A remarkable work of contemporary history, Garrow's work paints a meticulous portrait of one of the most talented politicians of our times. The book is long and does sometimes feel a bit too onerous, especially when the author veers into descriptions of tangential events. But it is a work of history and not popular non-fiction, more concerned with rigour than trying to please the reader. Despite criticism of the book when it was first published, it paints what I consider to be an overwhelmingly positive portrait of Barack Obama. Except for the Epilogue, the author is careful not to make his own judgements and to let the reader make her or his own assessments. What emerges is a fascinating narrative of a self-made man searching for identity, purpose and status. It is only disappointing that the book seems to trail off the closer the reader gets to Obama's presidential run and presidency.

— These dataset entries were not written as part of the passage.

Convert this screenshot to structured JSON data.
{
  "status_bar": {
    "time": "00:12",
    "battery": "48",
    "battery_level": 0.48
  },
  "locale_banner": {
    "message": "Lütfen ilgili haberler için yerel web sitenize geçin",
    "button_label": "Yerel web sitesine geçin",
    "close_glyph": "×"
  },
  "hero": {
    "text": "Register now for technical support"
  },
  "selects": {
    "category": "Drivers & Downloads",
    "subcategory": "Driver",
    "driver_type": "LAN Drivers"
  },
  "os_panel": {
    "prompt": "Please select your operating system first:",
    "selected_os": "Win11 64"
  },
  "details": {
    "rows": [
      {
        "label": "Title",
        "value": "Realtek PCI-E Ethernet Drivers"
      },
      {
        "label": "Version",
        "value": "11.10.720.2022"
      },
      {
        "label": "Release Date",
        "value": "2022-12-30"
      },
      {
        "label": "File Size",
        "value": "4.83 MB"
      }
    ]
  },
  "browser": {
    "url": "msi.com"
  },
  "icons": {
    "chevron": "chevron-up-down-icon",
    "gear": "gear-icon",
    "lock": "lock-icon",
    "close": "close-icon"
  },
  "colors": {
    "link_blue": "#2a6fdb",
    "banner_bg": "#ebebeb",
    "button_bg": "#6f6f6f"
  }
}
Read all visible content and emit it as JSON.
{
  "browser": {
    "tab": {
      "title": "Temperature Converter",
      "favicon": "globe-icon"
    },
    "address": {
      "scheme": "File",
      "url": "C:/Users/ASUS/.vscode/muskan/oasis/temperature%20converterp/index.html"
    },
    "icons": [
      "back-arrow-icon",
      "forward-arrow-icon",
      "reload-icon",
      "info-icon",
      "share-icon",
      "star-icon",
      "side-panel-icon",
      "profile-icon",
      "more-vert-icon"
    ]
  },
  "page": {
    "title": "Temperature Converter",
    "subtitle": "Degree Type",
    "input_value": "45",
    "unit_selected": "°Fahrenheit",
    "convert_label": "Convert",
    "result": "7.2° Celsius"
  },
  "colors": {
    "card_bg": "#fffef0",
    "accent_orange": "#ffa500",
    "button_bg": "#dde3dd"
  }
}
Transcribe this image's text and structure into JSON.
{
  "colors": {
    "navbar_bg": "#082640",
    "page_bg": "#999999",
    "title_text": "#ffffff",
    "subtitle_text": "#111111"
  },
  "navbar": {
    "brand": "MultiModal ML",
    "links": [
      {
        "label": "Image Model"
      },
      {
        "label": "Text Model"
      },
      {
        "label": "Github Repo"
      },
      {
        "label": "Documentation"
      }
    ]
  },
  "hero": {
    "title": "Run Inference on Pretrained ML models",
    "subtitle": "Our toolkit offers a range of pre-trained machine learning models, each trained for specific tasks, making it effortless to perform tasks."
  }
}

I felt that the book deserved to be divided into Obama's early life until his Democratic National Convention speech in 2004. And another volume from that moment until the end of his presidency in 2017. For that reason, the last chapters seem somewhat rushed and more scant in detail. Some critics have complained that Garrow gives far too much weight to Obama's former partners, especially Sheila Miyoshi Jager. In fact that doesn't come across in the reading - while Jager is a key character in his story she is but one of several important individuals documented in the book who influence Obama's life. What is clear, however, is the authors assiduous search for the man behind the myth. Therefore, it is both wise and insightful that the author chooses to provide an intimate portrayal of Obama at the moments when he was still defining himself and before he was a public figure. What emerges is a more complex, human and driven figure than the previously understood. Before I listened to this book I read many reviews say that the book does not provide much new insight into Barack Obama. This is simple false. The book provides amazing insights into the man, not least that his breakout book 'Dreams from my father' is a work of fiction. That shadows another surprising revelation, namely, the extent to which the public figure Barack Obama is such a carefully created and crafted figure, down to the carefully choreographed and practised speeches and veneer of sincere, calm and casual demeanour. Obama was close to moneyed interests from the very start of his political career, and in many ways is a conservative politician. Another remarkable revelation is that he simply was not brought up as an African-American but rather as the son of a solidly middle class white family who only discovered the African American community much later in life and, arguably, only once he decided on a political career. The book also reveals the impressive characteristics of the man: a brilliant scholar and lawyer, a man of iron will and inner strength, an inspiring orator with presence, charisma and a natural leader, and a thoroughly decent family man committed to his wife and family if entirely absent from them during the formative period of his political career. Not least, the book demonstrates what an extremely self-controlled and ambitious person whose clear focus was on the presidency, yet without much commitment to any particularly political or ideological agenda. That picture, ultimately, gave me new found respect for Obama even if ultimately it also made me feel so disappointed that he did not stand for anything more substantial than the symbolism of the first black American President. Both interesting and ominous, I cannot but help leaving this book with the impression that Barack Obama represents the limits of the liberal American myth, one that is crafted so much on appearance and marketing, but which ultimately is more focused on style and impressions than substance. If the book reveals Obama's limits and failings, it does so by revealing the failings of the American liberal democratic experiment (which, for the record, I must confess I deeply admire and hope can survive the present political and social crisis that great country is facing!). For that reason alone, this book is essential reading for anyone interested in contemporary American and global history. It will also prove useful for anyone wanting to understand how the individual can succeed in politics in an increasingly polarised and market-driven political economy.